The Pueblo Chemical Agent-Destruction Pilot Plant marked its first full year of chemical weapons destruction in 2017, a year of progress and overcoming challenges.
“During the past year, we have learned a lot about our plant and the munitions we are destroying,” said Greg Mohrman, site project manager, PCAPP. “The plant drained and neutralized more than 250 U.S. tons of chemical agent.”
During the spring and summer months, the plant demonstrated its ability to break down hydrolysate, the product of the chemical neutralization process, with microbes which are housed in Immobilized Cell Bioreactors. Similarly, the Brine Reduction System effectively processed the effluent from the bioreactors, recovering water for reuse in the plant and producing salt cakes.

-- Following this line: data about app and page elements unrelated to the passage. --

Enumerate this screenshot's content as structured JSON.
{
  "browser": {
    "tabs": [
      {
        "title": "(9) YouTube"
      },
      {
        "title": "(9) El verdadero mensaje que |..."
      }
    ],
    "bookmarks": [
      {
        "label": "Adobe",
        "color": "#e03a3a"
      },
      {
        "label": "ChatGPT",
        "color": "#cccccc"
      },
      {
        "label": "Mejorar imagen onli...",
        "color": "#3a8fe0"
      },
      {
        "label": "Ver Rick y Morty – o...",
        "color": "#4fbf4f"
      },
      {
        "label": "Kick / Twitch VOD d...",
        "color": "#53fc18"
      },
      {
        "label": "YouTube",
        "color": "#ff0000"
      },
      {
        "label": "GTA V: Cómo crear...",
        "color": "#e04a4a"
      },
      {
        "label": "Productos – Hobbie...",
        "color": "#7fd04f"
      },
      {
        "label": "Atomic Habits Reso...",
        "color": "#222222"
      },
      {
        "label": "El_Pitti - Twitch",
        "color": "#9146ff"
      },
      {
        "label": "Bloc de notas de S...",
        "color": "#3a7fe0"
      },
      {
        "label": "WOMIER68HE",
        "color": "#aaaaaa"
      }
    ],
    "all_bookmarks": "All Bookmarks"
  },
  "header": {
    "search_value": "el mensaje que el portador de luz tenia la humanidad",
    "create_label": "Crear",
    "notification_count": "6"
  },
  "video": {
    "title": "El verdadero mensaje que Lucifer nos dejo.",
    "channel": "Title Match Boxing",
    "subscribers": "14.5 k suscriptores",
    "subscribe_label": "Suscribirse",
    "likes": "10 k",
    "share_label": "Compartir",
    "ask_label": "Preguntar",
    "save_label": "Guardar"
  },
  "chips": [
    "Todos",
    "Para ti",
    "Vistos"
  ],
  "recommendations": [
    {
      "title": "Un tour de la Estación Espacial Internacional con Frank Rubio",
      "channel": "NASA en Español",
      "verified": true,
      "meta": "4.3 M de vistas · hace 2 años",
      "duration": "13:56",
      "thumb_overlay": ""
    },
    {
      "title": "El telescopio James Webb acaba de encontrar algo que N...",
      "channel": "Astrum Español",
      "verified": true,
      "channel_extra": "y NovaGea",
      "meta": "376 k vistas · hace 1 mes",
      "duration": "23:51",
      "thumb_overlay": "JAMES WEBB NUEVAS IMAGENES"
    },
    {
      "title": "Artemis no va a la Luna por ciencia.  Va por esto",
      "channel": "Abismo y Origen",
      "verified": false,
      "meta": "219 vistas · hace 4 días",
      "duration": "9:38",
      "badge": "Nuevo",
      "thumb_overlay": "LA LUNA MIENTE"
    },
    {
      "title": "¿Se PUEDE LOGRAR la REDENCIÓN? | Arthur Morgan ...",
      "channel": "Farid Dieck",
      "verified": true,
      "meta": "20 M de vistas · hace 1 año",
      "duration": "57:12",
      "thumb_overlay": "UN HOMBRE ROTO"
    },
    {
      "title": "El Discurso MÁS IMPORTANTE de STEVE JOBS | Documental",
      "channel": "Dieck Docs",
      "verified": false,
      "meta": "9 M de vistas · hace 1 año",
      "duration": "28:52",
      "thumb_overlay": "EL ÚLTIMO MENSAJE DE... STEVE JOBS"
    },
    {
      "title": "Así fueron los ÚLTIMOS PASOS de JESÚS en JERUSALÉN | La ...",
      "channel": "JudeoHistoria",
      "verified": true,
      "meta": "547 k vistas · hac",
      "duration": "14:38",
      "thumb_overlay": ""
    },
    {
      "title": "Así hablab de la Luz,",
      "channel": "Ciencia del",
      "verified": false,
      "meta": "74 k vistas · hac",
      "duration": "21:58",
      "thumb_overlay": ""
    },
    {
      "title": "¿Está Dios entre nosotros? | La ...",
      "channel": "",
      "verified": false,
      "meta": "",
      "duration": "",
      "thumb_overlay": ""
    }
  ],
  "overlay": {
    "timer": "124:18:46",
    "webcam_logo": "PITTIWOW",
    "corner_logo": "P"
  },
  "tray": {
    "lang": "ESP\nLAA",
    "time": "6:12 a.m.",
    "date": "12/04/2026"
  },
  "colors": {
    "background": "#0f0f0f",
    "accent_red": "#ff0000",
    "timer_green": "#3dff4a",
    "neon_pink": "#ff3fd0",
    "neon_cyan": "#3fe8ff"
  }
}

More than 230 tons of salt cakes were sent to an off-site permitted disposal facility.
“The Brine Reduction System is doing what it was intended to do, which is recycling water and producing salt cakes,” said Paul Usinowicz, technical advisor, PCAPP.
Throughout the year, the process of baseline reconfiguration continued, with more than 23,000 projectiles removed from boxes and fiberboard tubes. The munitions were palletized and returned to storage at the Pueblo Chemical Depot to await processing.
Despite its many accomplishments, plant operations have not been without obstacles. Mohrman said despite the challenges, the PCAPP workforce has proven to be adept at problem solving and improving operations.
“By far the most important lesson we have learned is the value of good training and placing trust in our people to make good decisions,” Mohrman said.